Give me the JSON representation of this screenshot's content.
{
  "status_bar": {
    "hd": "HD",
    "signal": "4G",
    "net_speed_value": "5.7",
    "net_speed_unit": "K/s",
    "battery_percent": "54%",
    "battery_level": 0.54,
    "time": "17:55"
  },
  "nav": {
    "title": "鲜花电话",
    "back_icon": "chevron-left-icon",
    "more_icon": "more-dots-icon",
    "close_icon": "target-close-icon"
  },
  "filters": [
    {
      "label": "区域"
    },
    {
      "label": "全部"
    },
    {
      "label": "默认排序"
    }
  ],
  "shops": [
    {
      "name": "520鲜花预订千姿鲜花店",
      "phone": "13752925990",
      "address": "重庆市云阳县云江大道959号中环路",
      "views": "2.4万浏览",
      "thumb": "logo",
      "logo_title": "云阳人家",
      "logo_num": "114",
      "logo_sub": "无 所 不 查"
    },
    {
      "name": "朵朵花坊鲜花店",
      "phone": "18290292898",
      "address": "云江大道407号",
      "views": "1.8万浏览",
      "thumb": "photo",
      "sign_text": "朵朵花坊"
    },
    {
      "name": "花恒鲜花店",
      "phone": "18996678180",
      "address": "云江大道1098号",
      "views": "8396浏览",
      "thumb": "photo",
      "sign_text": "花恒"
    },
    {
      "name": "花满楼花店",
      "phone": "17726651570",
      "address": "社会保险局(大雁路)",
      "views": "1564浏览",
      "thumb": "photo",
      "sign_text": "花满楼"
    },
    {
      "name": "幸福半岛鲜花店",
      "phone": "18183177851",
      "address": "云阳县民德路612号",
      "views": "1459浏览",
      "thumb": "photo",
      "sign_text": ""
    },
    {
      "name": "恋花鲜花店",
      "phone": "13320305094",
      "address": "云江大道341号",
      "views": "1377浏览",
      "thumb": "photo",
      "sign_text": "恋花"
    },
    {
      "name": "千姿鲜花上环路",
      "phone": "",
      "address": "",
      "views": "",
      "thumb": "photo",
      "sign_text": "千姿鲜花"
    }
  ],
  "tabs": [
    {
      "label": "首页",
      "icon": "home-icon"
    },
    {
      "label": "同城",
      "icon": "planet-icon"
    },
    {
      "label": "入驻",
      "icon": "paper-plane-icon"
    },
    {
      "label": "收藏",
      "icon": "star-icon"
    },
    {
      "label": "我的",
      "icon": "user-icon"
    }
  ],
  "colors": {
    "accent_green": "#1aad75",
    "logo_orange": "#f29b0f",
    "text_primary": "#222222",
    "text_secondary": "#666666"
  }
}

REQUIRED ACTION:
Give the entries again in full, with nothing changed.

RESPONSE BOX:
Give me the JSON representation of this screenshot's content.
{
  "status_bar": {
    "hd": "HD",
    "signal": "4G",
    "net_speed_value": "5.7",
    "net_speed_unit": "K/s",
    "battery_percent": "54%",
    "battery_level": 0.54,
    "time": "17:55"
  },
  "nav": {
    "title": "鲜花电话",
    "back_icon": "chevron-left-icon",
    "more_icon": "more-dots-icon",
    "close_icon": "target-close-icon"
  },
  "filters": [
    {
      "label": "区域"
    },
    {
      "label": "全部"
    },
    {
      "label": "默认排序"
    }
  ],
  "shops": [
    {
      "name": "520鲜花预订千姿鲜花店",
      "phone": "13752925990",
      "address": "重庆市云阳县云江大道959号中环路",
      "views": "2.4万浏览",
      "thumb": "logo",
      "logo_title": "云阳人家",
      "logo_num": "114",
      "logo_sub": "无 所 不 查"
    },
    {
      "name": "朵朵花坊鲜花店",
      "phone": "18290292898",
      "address": "云江大道407号",
      "views": "1.8万浏览",
      "thumb": "photo",
      "sign_text": "朵朵花坊"
    },
    {
      "name": "花恒鲜花店",
      "phone": "18996678180",
      "address": "云江大道1098号",
      "views": "8396浏览",
      "thumb": "photo",
      "sign_text": "花恒"
    },
    {
      "name": "花满楼花店",
      "phone": "17726651570",
      "address": "社会保险局(大雁路)",
      "views": "1564浏览",
      "thumb": "photo",
      "sign_text": "花满楼"
    },
    {
      "name": "幸福半岛鲜花店",
      "phone": "18183177851",
      "address": "云阳县民德路612号",
      "views": "1459浏览",
      "thumb": "photo",
      "sign_text": ""
    },
    {
      "name": "恋花鲜花店",
      "phone": "13320305094",
      "address": "云江大道341号",
      "views": "1377浏览",
      "thumb": "photo",
      "sign_text": "恋花"
    },
    {
      "name": "千姿鲜花上环路",
      "phone": "",
      "address": "",
      "views": "",
      "thumb": "photo",
      "sign_text": "千姿鲜花"
    }
  ],
  "tabs": [
    {
      "label": "首页",
      "icon": "home-icon"
    },
    {
      "label": "同城",
      "icon": "planet-icon"
    },
    {
      "label": "入驻",
      "icon": "paper-plane-icon"
    },
    {
      "label": "收藏",
      "icon": "star-icon"
    },
    {
      "label": "我的",
      "icon": "user-icon"
    }
  ],
  "colors": {
    "accent_green": "#1aad75",
    "logo_orange": "#f29b0f",
    "text_primary": "#222222",
    "text_secondary": "#666666"
  }
}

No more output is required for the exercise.